10. Explore Asset Planning Before The Recall. In the present litigious environment in the United States and given the potentially massive risks financially from a food safety incident and a consequent major recall, a company not properly structured legally may find that having all of its eggs in one corporate basket is a major problem. Having an entire business’ assets owned through one company may be akin to having a submarine with no waterproof doors to be shut in case of a leak in one compartment. The result is like such a submarine that springs a leak, floods, and sinks. A business with all of its assets in only one company that is faced first with third party liability from food safety contamination and the potentially massive costs from a recall may have no choice but to seek bankruptcy protection.
Financial ruin need not always be the case. State law offers legal ways by which a company’s assets and its various businesses may be structured in separate entities or through lending arrangements that protects them if a disaster occurs. But, the only way such structuring works and will survive scrutiny in the courts when a major crisis is encountered is if the asset planning is completed in advance. After a recall is necessary, it is much too late. Any asset planning subsequently done will be suspect and potentially ineffective as a fraudulent transfer.
Asset planning is an apt subject on which produce companies should seek the advice of legal counsel in advance of a recall so that if the worst case scenario occurs, the law itself may protect the company.
In conclusion, recalls of produce are a major business risk that every produce company should plan for in advance to mitigate the adverse consequences if a recall is deemed necessary.

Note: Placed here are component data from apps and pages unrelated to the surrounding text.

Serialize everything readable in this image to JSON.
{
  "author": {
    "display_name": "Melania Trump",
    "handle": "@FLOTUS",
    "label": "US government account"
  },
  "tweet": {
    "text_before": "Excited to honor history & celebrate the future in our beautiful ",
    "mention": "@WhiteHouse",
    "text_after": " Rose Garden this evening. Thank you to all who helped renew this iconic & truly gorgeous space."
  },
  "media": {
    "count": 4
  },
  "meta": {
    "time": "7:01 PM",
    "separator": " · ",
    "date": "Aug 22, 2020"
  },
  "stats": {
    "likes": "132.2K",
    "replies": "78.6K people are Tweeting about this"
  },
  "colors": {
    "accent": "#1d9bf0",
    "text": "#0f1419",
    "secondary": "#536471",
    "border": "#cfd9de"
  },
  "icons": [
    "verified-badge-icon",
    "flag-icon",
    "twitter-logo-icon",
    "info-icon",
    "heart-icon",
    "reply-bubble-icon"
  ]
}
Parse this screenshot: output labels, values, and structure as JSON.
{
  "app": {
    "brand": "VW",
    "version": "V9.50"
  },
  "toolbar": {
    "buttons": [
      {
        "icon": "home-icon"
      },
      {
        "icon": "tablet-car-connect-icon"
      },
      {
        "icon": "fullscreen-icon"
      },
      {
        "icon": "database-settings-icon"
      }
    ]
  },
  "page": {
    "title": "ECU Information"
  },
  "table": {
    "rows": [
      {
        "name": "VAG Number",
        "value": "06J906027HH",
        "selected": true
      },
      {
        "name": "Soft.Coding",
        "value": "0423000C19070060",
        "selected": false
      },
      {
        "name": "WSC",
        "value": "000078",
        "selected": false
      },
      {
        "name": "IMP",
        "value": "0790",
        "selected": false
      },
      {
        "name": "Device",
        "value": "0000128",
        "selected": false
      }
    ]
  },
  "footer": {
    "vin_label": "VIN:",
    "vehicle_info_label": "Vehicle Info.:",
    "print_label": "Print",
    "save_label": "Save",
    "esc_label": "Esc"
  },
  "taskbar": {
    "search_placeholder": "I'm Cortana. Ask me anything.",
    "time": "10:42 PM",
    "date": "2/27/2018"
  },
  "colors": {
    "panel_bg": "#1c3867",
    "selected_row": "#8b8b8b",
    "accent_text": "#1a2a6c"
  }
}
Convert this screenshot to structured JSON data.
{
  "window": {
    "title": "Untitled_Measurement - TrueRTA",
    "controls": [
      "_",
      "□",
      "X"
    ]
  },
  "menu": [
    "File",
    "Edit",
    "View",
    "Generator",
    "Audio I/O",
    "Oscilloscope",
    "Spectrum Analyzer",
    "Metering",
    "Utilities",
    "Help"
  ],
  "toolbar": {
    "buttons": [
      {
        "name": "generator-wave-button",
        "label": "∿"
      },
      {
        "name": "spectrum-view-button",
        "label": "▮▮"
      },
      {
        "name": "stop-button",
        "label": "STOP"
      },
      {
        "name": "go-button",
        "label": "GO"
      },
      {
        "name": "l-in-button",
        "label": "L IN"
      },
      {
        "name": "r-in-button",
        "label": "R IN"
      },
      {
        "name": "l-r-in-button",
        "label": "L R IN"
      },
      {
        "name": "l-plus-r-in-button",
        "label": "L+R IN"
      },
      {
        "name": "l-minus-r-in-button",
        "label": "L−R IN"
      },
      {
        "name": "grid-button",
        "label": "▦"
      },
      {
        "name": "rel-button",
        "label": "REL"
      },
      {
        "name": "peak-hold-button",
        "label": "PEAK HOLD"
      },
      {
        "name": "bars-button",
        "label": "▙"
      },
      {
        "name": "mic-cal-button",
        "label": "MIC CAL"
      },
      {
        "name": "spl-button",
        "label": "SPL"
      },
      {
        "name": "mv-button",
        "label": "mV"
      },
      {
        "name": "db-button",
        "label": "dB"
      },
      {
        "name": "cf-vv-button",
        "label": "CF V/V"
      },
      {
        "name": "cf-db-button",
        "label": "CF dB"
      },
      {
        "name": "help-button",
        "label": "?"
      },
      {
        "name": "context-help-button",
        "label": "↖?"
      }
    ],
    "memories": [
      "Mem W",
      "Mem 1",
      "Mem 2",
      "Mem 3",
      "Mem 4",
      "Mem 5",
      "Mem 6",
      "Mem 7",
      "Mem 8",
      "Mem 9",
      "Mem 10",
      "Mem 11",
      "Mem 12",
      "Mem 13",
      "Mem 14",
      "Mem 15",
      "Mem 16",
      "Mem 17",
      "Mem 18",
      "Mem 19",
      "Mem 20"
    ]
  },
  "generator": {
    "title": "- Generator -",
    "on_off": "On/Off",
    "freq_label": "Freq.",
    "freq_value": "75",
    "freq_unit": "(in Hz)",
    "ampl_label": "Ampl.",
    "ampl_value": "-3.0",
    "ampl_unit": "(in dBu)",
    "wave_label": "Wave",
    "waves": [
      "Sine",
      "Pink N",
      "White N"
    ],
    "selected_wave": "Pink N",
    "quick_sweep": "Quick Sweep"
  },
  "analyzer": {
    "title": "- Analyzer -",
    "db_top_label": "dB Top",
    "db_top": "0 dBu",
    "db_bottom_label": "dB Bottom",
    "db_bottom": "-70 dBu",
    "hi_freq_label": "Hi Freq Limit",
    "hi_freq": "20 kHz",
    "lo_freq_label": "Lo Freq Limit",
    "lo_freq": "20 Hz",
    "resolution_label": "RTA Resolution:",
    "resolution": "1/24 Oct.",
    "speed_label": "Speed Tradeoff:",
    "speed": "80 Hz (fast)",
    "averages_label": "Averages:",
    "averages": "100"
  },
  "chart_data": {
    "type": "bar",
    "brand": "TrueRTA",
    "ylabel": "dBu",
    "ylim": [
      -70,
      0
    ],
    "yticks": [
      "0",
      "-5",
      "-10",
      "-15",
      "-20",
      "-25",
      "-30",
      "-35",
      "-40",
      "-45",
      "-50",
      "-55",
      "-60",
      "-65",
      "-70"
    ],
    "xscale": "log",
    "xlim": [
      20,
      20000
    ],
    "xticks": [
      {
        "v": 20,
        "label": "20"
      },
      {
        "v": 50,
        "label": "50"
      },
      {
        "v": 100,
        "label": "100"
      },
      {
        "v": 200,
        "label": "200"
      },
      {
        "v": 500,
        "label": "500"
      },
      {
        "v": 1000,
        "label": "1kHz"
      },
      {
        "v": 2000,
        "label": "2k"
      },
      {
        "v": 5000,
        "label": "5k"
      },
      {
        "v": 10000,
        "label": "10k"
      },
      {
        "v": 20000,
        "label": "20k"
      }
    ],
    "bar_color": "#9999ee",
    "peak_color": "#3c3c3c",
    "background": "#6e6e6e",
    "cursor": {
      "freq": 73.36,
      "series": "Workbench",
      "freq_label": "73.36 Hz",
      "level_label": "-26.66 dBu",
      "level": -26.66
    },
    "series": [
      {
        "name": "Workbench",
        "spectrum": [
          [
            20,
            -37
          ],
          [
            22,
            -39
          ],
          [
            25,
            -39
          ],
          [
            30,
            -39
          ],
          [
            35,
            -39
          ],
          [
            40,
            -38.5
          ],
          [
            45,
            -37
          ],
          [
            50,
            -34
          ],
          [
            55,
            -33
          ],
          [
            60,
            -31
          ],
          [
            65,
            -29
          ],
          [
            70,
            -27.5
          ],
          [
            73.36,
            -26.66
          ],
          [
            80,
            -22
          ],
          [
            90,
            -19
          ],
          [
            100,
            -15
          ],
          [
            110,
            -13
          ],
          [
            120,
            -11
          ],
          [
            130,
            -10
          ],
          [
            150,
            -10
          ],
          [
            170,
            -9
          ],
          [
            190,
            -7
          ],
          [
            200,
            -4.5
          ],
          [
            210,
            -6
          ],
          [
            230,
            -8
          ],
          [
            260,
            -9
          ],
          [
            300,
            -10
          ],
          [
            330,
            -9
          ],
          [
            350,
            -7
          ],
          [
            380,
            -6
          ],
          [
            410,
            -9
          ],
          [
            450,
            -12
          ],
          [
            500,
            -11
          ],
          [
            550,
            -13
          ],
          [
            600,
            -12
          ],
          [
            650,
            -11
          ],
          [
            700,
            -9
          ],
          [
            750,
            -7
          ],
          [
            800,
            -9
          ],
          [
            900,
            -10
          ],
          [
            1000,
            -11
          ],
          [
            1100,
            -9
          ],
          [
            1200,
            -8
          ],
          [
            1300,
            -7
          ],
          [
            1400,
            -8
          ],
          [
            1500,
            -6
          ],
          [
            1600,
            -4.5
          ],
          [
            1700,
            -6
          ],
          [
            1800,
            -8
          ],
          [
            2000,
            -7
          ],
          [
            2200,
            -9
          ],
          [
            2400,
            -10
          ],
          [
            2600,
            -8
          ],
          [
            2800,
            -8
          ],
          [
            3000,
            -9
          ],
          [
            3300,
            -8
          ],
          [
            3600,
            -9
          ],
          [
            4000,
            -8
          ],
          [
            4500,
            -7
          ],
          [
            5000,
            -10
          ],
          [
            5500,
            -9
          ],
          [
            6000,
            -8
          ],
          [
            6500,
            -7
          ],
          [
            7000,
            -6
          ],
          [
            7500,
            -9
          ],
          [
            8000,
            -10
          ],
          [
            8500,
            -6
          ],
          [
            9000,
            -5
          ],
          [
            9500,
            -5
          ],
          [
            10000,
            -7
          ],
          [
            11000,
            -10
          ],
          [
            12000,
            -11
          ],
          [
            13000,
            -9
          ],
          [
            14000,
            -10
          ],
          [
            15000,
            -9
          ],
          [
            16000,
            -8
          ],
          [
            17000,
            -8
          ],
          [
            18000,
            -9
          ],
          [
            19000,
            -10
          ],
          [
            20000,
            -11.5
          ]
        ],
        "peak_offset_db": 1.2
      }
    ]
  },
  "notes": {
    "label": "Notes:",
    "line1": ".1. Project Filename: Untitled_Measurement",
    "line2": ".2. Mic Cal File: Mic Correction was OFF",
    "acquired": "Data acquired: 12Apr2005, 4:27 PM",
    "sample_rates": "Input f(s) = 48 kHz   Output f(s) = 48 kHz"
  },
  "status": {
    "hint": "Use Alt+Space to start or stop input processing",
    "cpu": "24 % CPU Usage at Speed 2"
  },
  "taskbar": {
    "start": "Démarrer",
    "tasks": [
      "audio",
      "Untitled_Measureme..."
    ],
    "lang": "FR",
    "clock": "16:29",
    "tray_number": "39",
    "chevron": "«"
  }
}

Henkel & Cohen, P.A. is a Miami, Florida boutique business litigation law firm whose partners hold the highest AV rating from Martindale-Hubbell®. For additional biographical and contact information, please visit the firm's website at www.miamibusinesslitigators.com.